Friday’s effort seemed to vindicate the quality Cummings brought to the Point Grey campus out of Bateman. Over his final two seasons of high school, Cummings rushed for 2,898 and 32 touchdowns. Once, in his Grade 11 year, he rushed for 402 yards in a single game.
Now as the ‘Birds enter the league-wide bye week, Cummings as well as fellow running backs Kory Nagata and Liam Mahara will continue to battle for carries through practice.
“We’re all close as a running back group,” said Cummings of the trio, each of whom has started games this season.
“We’re just competing to make each other better.”
On Friday, Cummings and the offensive line carried the UBC offence to overtime. From there, O’Connor flashed his mojo in ways that made you think he was back playing in the Vanier Cup.
He went 32 yards to Pinto for a score, later 25 yards to Will Watson for another, and then with the scored tied 47-47, he brought his best into the fourth overtime.
UBC defensive lineman Connor Griffiths recorded a sack to force a second-and-22, forcing Manitoba to settle for a 38-yard field goal and a 50-47 lead. That paved the way for O’Connor to hit Pinto for his third TD catch of the game, a swing pass from 35 yards out that ended the marathon.
“It means everything,” said Nill of moving to 3-2 and keeping the team’s home playoff hopes alive while Manitoba fell to 2-3. “Every game like this is an investment in the culture of this program.”

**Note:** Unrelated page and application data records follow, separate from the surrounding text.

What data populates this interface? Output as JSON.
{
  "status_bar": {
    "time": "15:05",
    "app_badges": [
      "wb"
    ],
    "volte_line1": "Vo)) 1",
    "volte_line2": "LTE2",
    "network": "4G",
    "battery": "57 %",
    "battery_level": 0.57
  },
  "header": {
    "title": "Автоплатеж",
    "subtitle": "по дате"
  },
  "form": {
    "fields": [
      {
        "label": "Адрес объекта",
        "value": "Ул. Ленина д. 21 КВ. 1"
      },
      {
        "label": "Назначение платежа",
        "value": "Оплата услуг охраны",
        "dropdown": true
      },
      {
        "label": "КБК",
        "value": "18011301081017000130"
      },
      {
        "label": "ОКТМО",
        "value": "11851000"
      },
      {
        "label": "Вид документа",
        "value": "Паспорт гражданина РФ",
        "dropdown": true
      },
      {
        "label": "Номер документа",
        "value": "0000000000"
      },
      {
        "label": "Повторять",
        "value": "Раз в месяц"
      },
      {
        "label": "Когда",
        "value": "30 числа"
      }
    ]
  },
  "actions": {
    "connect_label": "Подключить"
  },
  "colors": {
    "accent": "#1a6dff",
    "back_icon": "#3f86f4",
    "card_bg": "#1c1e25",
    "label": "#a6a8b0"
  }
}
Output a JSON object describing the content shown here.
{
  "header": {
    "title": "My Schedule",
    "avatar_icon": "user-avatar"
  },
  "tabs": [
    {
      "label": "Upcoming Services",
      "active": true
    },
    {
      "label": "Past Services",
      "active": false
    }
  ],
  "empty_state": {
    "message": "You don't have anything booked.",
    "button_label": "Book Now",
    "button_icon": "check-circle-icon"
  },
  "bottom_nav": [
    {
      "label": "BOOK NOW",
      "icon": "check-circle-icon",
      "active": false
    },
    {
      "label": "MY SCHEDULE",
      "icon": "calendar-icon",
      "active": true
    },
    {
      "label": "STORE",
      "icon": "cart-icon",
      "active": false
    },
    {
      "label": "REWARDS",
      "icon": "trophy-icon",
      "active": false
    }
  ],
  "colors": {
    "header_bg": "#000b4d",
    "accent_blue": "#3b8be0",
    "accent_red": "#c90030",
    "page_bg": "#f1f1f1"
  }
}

BIRD BITS: A statistical error Friday mistakenly credited UBC with an extra 40 yards of offence, thus the team finished with 713 yards, not the 753 which was originally reported to be a new school single-game record. The record of 729 yards from 2004 remains the school standard.